Ford’s Theatre announces new initiative to focus on tolerance
Ford’s Theatre has announced a five-year project to mount one play each season with themes of tolerance, equality and other social issues and pair them with a month of weekly dialogues.
“The Lincoln Legacy Project,” a new initiative, will start in the fall with the musical “Parade,” the theater announced Tuesday. The play follows the true story of Leo Frank, a Jewish factory manager in early-20th-century Atlanta, who, after being accused of murdering a 13-year-old girl, was lynched by a mob. The play’s themes about religious intolerance, racial tension and injustice will be discussed in town hall meetings and scholar and activist panels on successive Mondays in October at Ford’s.
“Parade” was first produced in New York in 1998, ran for 85 performances and won two Tony Awards. “I wept. I was so moved and couldn’t believe this had happened in our country,” said Paul Tetreault, Ford’s director, who was sitting in the audience.
In his office on F Street, with hordes of tourists lined up to visit Ford’s on a sunny day, Tetreault said the project continues the discussion of Abraham Lincoln’s principles as well as focuses on current issues.
“Whether the play is historical or not, the conversation is now,” Tetrault said. “Things are still happening. Gay kids are threatened and kill themselves.”
Ford’s has enlisted several partners for the “Legacy Project,” starting with the Anti-Defamation League, which was founded in the wake of Frank’s lynching in 1913; the Leadership Conference on Civil and Human Rights; the Jewish Historical Society of Greater Washington; the D.C. Jewish Community Center; and the Abraham Lincoln Bicentennial Foundation.
“I think this is an opportunity to bring African American and Jewish groups and audiences together to reflect on this moment in history.
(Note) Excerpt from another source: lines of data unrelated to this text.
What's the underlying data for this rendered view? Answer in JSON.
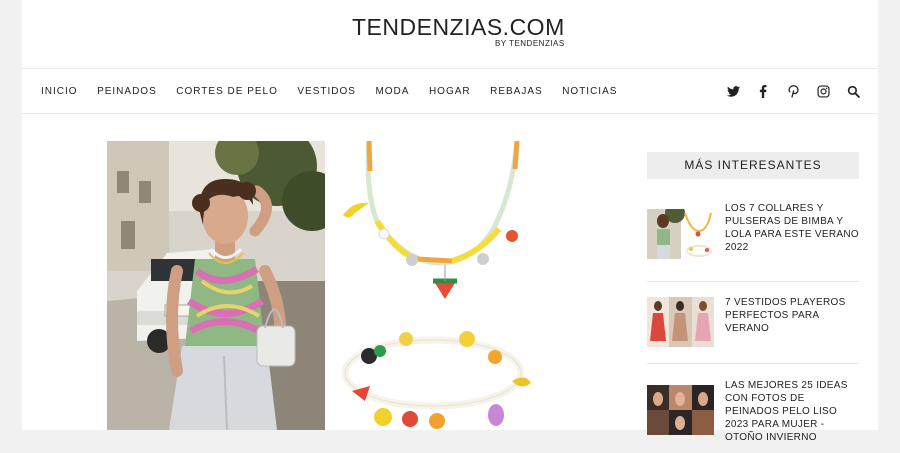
{
  "site": {
    "title": "TENDENZIAS.COM",
    "byline": "BY TENDENZIAS"
  },
  "nav": {
    "items": [
      "INICIO",
      "PEINADOS",
      "CORTES DE PELO",
      "VESTIDOS",
      "MODA",
      "HOGAR",
      "REBAJAS",
      "NOTICIAS"
    ],
    "icons": [
      "twitter-icon",
      "facebook-icon",
      "pinterest-icon",
      "instagram-icon",
      "search-icon"
    ]
  },
  "sidebar": {
    "title": "MÁS INTERESANTES",
    "items": [
      {
        "title": "LOS 7 COLLARES Y PULSERAS DE BIMBA Y LOLA PARA ESTE VERANO 2022"
      },
      {
        "title": "7 VESTIDOS PLAYEROS PERFECTOS PARA VERANO"
      },
      {
        "title": "LAS MEJORES 25 IDEAS CON FOTOS DE PEINADOS PELO LISO 2023 PARA MUJER - OTOÑO INVIERNO"
      }
    ]
  },
  "colors": {
    "accent": "#222222",
    "sidebar_header_bg": "#ededed"
  }
}
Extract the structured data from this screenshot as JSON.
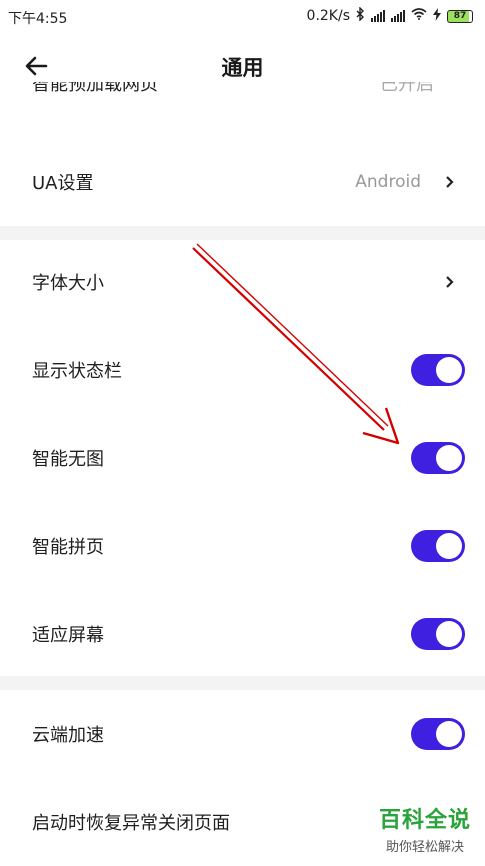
{
  "status": {
    "time": "下午4:55",
    "network_speed": "0.2K/s",
    "battery_level": "87"
  },
  "header": {
    "title": "通用"
  },
  "settings": {
    "clipped_row": {
      "label": "智能预加载网页",
      "value": "已开启"
    },
    "ua": {
      "label": "UA设置",
      "value": "Android"
    },
    "font_size": {
      "label": "字体大小"
    },
    "show_status_bar": {
      "label": "显示状态栏",
      "on": true
    },
    "smart_no_image": {
      "label": "智能无图",
      "on": true
    },
    "smart_page_join": {
      "label": "智能拼页",
      "on": true
    },
    "fit_screen": {
      "label": "适应屏幕",
      "on": true
    },
    "cloud_accel": {
      "label": "云端加速",
      "on": true
    },
    "restore_pages": {
      "label": "启动时恢复异常关闭页面"
    }
  },
  "watermark": {
    "main": "百科全说",
    "sub": "助你轻松解决"
  },
  "colors": {
    "toggle_on": "#3f1fe0",
    "annotation_arrow": "#d40000",
    "watermark_green": "#2aa33a"
  }
}
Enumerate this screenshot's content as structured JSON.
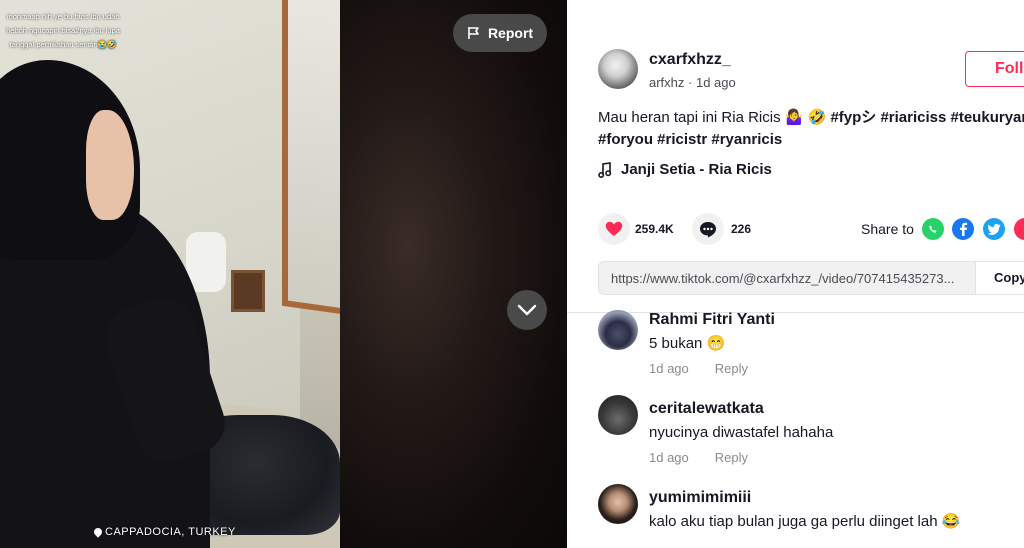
{
  "video": {
    "overlay_text": "monmaap nih ye bu fans ibu udah heboh ngucapin bisa2nya ibu lupa tanggal pernikahan sendiri😭🤣",
    "location": "CAPPADOCIA, TURKEY",
    "report_label": "Report"
  },
  "author": {
    "username": "cxarfxhzz_",
    "nickname": "arfxhz",
    "time": "1d ago",
    "follow_label": "Follow"
  },
  "caption": {
    "line1_text": "Mau heran tapi ini Ria Ricis 🤷‍♀️ 🤣 ",
    "line1_tags": "#fypシ #riariciss #teukuryan",
    "line2_tags": "#foryou #ricistr #ryanricis"
  },
  "music": {
    "title": "Janji Setia - Ria Ricis"
  },
  "stats": {
    "likes": "259.4K",
    "comments": "226"
  },
  "share": {
    "label": "Share to",
    "icons": [
      "whatsapp-icon",
      "facebook-icon",
      "twitter-icon",
      "more-share-icon"
    ]
  },
  "link": {
    "url": "https://www.tiktok.com/@cxarfxhzz_/video/707415435273...",
    "copy_label": "Copy link"
  },
  "comments": [
    {
      "name": "Rahmi Fitri Yanti",
      "text": "5 bukan 😁",
      "time": "1d ago",
      "reply": "Reply"
    },
    {
      "name": "ceritalewatkata",
      "text": "nyucinya diwastafel hahaha",
      "time": "1d ago",
      "reply": "Reply"
    },
    {
      "name": "yumimimimiii",
      "text": "kalo aku tiap bulan juga ga perlu diinget lah 😂",
      "time": "",
      "reply": ""
    }
  ],
  "colors": {
    "accent": "#fe2c55",
    "text": "#161823",
    "muted": "#8a8b91"
  }
}
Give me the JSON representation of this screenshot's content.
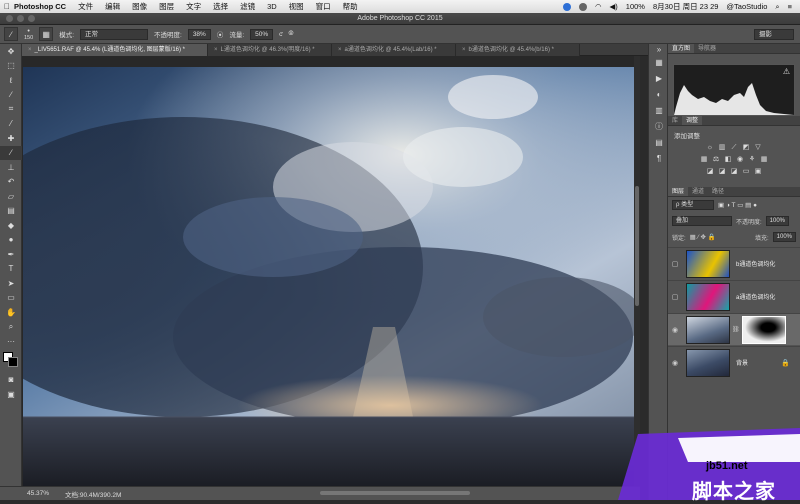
{
  "menubar": {
    "app_name": "Photoshop CC",
    "items": [
      "文件",
      "编辑",
      "图像",
      "图层",
      "文字",
      "选择",
      "滤镜",
      "3D",
      "视图",
      "窗口",
      "帮助"
    ],
    "battery": "100%",
    "datetime": "8月30日 周日  23 29",
    "user": "@TaoStudio"
  },
  "window": {
    "title": "Adobe Photoshop CC 2015"
  },
  "options": {
    "brush_size": "150",
    "mode_label": "模式:",
    "mode_value": "正常",
    "opacity_label": "不透明度:",
    "opacity_value": "38%",
    "flow_label": "流量:",
    "flow_value": "50%",
    "workspace": "摄影"
  },
  "tabs": [
    {
      "label": "_LIV5651.RAF @ 45.4% (L通道色调均化, 图层蒙版/16) *",
      "active": true
    },
    {
      "label": "L通道色调均化 @ 46.3%(明度/16) *",
      "active": false
    },
    {
      "label": "a通道色调均化 @ 45.4%(Lab/16) *",
      "active": false
    },
    {
      "label": "b通道色调均化 @ 45.4%(b/16) *",
      "active": false
    }
  ],
  "status": {
    "zoom": "45.37%",
    "doc": "文档:90.4M/390.2M"
  },
  "panels": {
    "top_tabs": [
      "直方图",
      "导航器"
    ],
    "mid_tabs": [
      "库",
      "调整"
    ],
    "adj_title": "添加调整",
    "layer_tabs": [
      "图层",
      "通道",
      "路径"
    ],
    "filter_label": "ρ 类型",
    "blend_mode": "叠加",
    "opacity_label": "不透明度:",
    "opacity_value": "100%",
    "lock_label": "锁定:",
    "fill_label": "填充:",
    "fill_value": "100%"
  },
  "layers": [
    {
      "name": "b通道色调均化",
      "visible": false
    },
    {
      "name": "a通道色调均化",
      "visible": false
    },
    {
      "name": "",
      "visible": true,
      "selected": true
    },
    {
      "name": "背景",
      "visible": true
    }
  ],
  "watermark": {
    "site": "jb51.net",
    "cn": "脚本之家"
  }
}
They can see how out of the mainstream both African American and Jewish people were in the South,” said Ari Roth, the artistic director of Theater J, another sponsor. “This is an unsentimental play, and these are unsentimental times. Things go wrong for everyone.”
The founding sponsor of the project, the theater also announced Tuesday, is Ronald O. Perelman, chairman of MacAndrews & Forbes Holdings Inc., who pledged $500,000.
Under consideration for future season openers are: “The Laramie Project,” about the 1998 killing of University of Wyoming gay student Matthew Shepard; “Fly,” about the Tuskegee Airmen; “The Scottsboro Boys,” about the 1930s case of nine African American men accused of attacking two white women; “The Crucible,” about the Salem witch hunts; and “The Andersonville Trial,” about a Confederate POW camp.
“Parade,” which has never been produced in Washington, was written by Alfred Uhry, with music and lyrics by Jason Robert Brown. Ford’s is bringing the production that was staged at the Mark Taper Forum in Los Angeles in 2009. It opens Sept. 23.
The 2011-12 season will also include “A Christmas Carol,” from Nov. 18 to Dec. 31; a commission from playwright Richard Hellesen about the relationship between Lincoln and abolitionist Frederick Douglass; and “1776,” the Tony Award-winning musical from March 9 to May 19.
The theater will open its Center for Education and Leadership, across from Ford’s, in February 2012. “This is really the beginning of the focus of our programs at the center. That’s what we are talking about — leadership,” said Tetreault.